I came to college as your stereotypical, slightly ignorant, scrawny, white boy. *flashes east-side gang sign* NOW, I’m registered as an “independent” politically, I support same-sex marriage (so much so that I spent my St. Patrick’s Day in a gay bar and it was FABULOUS), I’m extremely anti-war, and most drastically… I like country mus—alright, I couldn’t even type that out without laughing. I hate country music and I’m 90% sure God does, too.

I’ll always have started as that scrawny, white boy and still hold several of the values I was raised alongside, but I’m also an individual with an open mind—one that is eager to progress. When we stop blaming our past for our actions or “why we are the way we are” is when we can evolve into amazing, independent people. To add on to that, I want to end on a quote from one of my favorite books, The Perks of Being a Wallflower.

“So, I guess we are who we are for a lot of reasons. And maybe we'll never know most of them. But even if we don't have the power to choose where we come from, we can still choose where we go from there. We can still do things. And we can try to feel okay about them.”

Stratton Smith ’17 is an English major, hailing from a small town just east of Indianapolis.
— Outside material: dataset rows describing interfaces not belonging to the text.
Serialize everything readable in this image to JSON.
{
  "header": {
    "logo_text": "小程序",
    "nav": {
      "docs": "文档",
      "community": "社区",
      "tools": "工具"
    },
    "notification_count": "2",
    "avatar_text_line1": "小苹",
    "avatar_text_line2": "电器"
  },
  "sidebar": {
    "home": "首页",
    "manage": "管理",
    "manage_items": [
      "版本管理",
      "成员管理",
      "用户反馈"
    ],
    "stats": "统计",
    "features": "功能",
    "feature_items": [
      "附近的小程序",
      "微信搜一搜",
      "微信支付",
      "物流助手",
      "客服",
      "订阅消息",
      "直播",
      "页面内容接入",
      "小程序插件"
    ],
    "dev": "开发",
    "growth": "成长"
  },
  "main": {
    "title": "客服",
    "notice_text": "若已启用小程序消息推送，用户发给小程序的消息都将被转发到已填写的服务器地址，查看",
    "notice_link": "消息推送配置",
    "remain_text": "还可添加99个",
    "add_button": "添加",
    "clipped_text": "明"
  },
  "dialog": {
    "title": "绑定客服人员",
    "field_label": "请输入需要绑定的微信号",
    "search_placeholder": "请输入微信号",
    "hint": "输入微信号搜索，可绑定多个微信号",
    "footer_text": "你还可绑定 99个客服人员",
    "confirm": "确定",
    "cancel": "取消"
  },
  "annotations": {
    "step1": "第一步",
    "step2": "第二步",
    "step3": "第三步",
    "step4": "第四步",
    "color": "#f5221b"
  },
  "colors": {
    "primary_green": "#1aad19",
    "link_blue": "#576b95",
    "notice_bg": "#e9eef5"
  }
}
Stratton is the captain of the tennis team, co-founder of Academic Probation, Manchester's improv troupe, and Vice President of the Theatre & Society club.